It is possible, however, that Johnson could seek to curry favor with Trump by taking a harder position on Iran, the official said, noting that Trump’s national security adviser, John Bolton, has been pressuring the United Kingdom to act more aggressively against the Middle Eastern country as London and Tehran seize each other’s vessels and tensions flare in the strategic Strait of Hormuz.
Earlier this month, Britain seized an Iranian oil tanker near Gibraltar, saying it was taking embargoed oil to Syria. Then last week, Iran captured a British-flagged tanker, the Stena Impero, and is holding the vessel and its 23 crew members.

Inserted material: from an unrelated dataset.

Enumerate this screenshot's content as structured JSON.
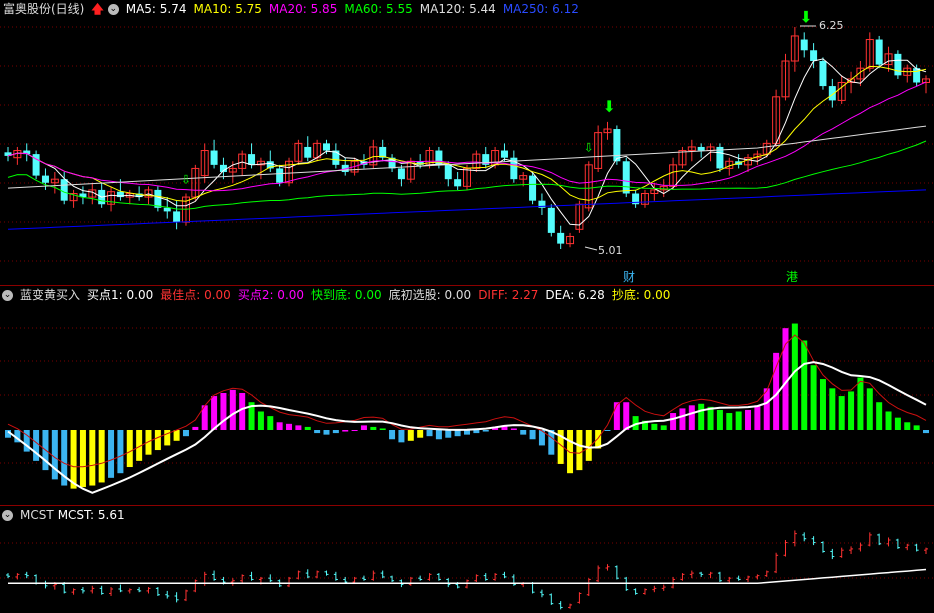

Secretary of State Mike Pompeo has said Britain is responsible for the safe passage of its own ships, and the British are negotiating establishing a “marine protection” coalition with other European countries. Iran’s foreign minister, Mohammad Javad Zarif, in congratulating Johnson on his win, also warned in a tweet that “these are our waters and we will protect them.”
May had also distanced herself from Trump over his recognition of Jerusalem as the Israeli capital. On Tuesday, just after Johnson’s victory, the top British diplomat at the United Nations reiterated her government’s commitment to the goal of an independent Palestinian state. Trump’s Middle East peace plan is expected to fall short of that ideal.
Iain Duncan Smith, former leader of the Conservative party and chair of Johnson’s leadership campaign, predicted that the two leaders can work out any differences.
“I believe their relationship will be a strong one,” he said. “Boris I believe will be able to have very straight conversations with him as I believe there is mutual respect. Both believe that when the U.K. and the USA are together the world is a safer place, that’s a vital starting point.”
Carol Morello, John Hudson and Scott Clement contributed to this report.
‘The British Trump’: Johnson and Trump may be chums, but U.S., U.K. policy differences remain – The Washington Post